[[ Data excerpts open ]]

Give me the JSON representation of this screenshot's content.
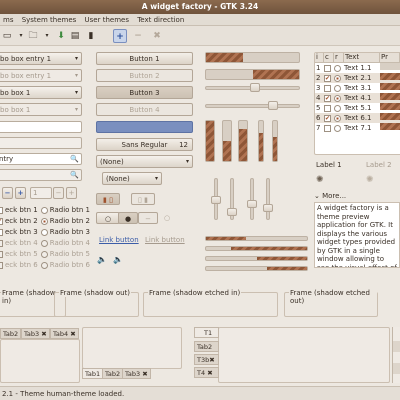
{
  "window": {
    "title": "A widget factory - GTK 3.24"
  },
  "menu": [
    "ms",
    "System themes",
    "User themes",
    "Text direction"
  ],
  "toolbar": {
    "icons": [
      "open-icon",
      "paste-icon",
      "down-arrow-icon",
      "pointer-icon",
      "add-icon",
      "minus-icon",
      "close-icon"
    ]
  },
  "left": {
    "combo_entry_1": "bo box entry 1",
    "combo_entry_1_dis": "bo box entry 1",
    "combo_1": "bo box 1",
    "combo_1_dis": "bo box 1",
    "entry_blank": "",
    "entry_blank_dis": "",
    "search_entry": "ntry",
    "search_entry_dis": "",
    "spin_value": "1",
    "spin_value_dis": "1",
    "checks": [
      "eck btn 1",
      "eck btn 2",
      "eck btn 3",
      "eck btn 4",
      "eck btn 5",
      "eck btn 6"
    ],
    "radios": [
      "Radio btn 1",
      "Radio btn 2",
      "Radio btn 3",
      "Radio btn 4",
      "Radio btn 5",
      "Radio btn 6"
    ]
  },
  "middle": {
    "buttons": [
      "Button 1",
      "Button 2",
      "Button 3",
      "Button 4"
    ],
    "font_name": "Sans Regular",
    "font_size": "12",
    "combo_none_1": "(None)",
    "combo_none_2": "(None)",
    "link": "Link button",
    "link_dis": "Link button"
  },
  "tree": {
    "headers": [
      "i",
      "c",
      "r",
      "Text",
      "Pr"
    ],
    "rows": [
      {
        "i": "1",
        "text": "Text 1.1"
      },
      {
        "i": "2",
        "text": "Text 2.1"
      },
      {
        "i": "3",
        "text": "Text 3.1"
      },
      {
        "i": "4",
        "text": "Text 4.1"
      },
      {
        "i": "5",
        "text": "Text 5.1"
      },
      {
        "i": "6",
        "text": "Text 6.1"
      },
      {
        "i": "7",
        "text": "Text 7.1"
      }
    ],
    "label1": "Label 1",
    "label2": "Label 2",
    "more": "More...",
    "description": "A widget factory is a theme preview application for GTK. It displays the various widget types provided by GTK in a single window allowing to see the visual effect of th"
  },
  "frames": [
    "Frame (shadow in)",
    "Frame (shadow out)",
    "Frame (shadow etched in)",
    "Frame (shadow etched out)"
  ],
  "notebooks": {
    "nb1_tabs": [
      "Tab2",
      "Tab3",
      "Tab4"
    ],
    "nb2_tabs": [
      "Tab1",
      "Tab2",
      "Tab3"
    ],
    "nb3_tabs": [
      "T1",
      "Tab2",
      "T3b",
      "T4"
    ]
  },
  "status": "2.1 - Theme human-theme loaded.",
  "colors": {
    "accent": "#a0522d",
    "title": "#7a5c43",
    "selection": "#7a8fbf"
  }
}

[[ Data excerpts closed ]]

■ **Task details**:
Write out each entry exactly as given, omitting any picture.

■ **Written response**:
Give me the JSON representation of this screenshot's content.
{
  "window": {
    "title": "A widget factory - GTK 3.24"
  },
  "menu": [
    "ms",
    "System themes",
    "User themes",
    "Text direction"
  ],
  "toolbar": {
    "icons": [
      "open-icon",
      "paste-icon",
      "down-arrow-icon",
      "pointer-icon",
      "add-icon",
      "minus-icon",
      "close-icon"
    ]
  },
  "left": {
    "combo_entry_1": "bo box entry 1",
    "combo_entry_1_dis": "bo box entry 1",
    "combo_1": "bo box 1",
    "combo_1_dis": "bo box 1",
    "entry_blank": "",
    "entry_blank_dis": "",
    "search_entry": "ntry",
    "search_entry_dis": "",
    "spin_value": "1",
    "spin_value_dis": "1",
    "checks": [
      "eck btn 1",
      "eck btn 2",
      "eck btn 3",
      "eck btn 4",
      "eck btn 5",
      "eck btn 6"
    ],
    "radios": [
      "Radio btn 1",
      "Radio btn 2",
      "Radio btn 3",
      "Radio btn 4",
      "Radio btn 5",
      "Radio btn 6"
    ]
  },
  "middle": {
    "buttons": [
      "Button 1",
      "Button 2",
      "Button 3",
      "Button 4"
    ],
    "font_name": "Sans Regular",
    "font_size": "12",
    "combo_none_1": "(None)",
    "combo_none_2": "(None)",
    "link": "Link button",
    "link_dis": "Link button"
  },
  "tree": {
    "headers": [
      "i",
      "c",
      "r",
      "Text",
      "Pr"
    ],
    "rows": [
      {
        "i": "1",
        "text": "Text 1.1"
      },
      {
        "i": "2",
        "text": "Text 2.1"
      },
      {
        "i": "3",
        "text": "Text 3.1"
      },
      {
        "i": "4",
        "text": "Text 4.1"
      },
      {
        "i": "5",
        "text": "Text 5.1"
      },
      {
        "i": "6",
        "text": "Text 6.1"
      },
      {
        "i": "7",
        "text": "Text 7.1"
      }
    ],
    "label1": "Label 1",
    "label2": "Label 2",
    "more": "More...",
    "description": "A widget factory is a theme preview application for GTK. It displays the various widget types provided by GTK in a single window allowing to see the visual effect of th"
  },
  "frames": [
    "Frame (shadow in)",
    "Frame (shadow out)",
    "Frame (shadow etched in)",
    "Frame (shadow etched out)"
  ],
  "notebooks": {
    "nb1_tabs": [
      "Tab2",
      "Tab3",
      "Tab4"
    ],
    "nb2_tabs": [
      "Tab1",
      "Tab2",
      "Tab3"
    ],
    "nb3_tabs": [
      "T1",
      "Tab2",
      "T3b",
      "T4"
    ]
  },
  "status": "2.1 - Theme human-theme loaded.",
  "colors": {
    "accent": "#a0522d",
    "title": "#7a5c43",
    "selection": "#7a8fbf"
  }
}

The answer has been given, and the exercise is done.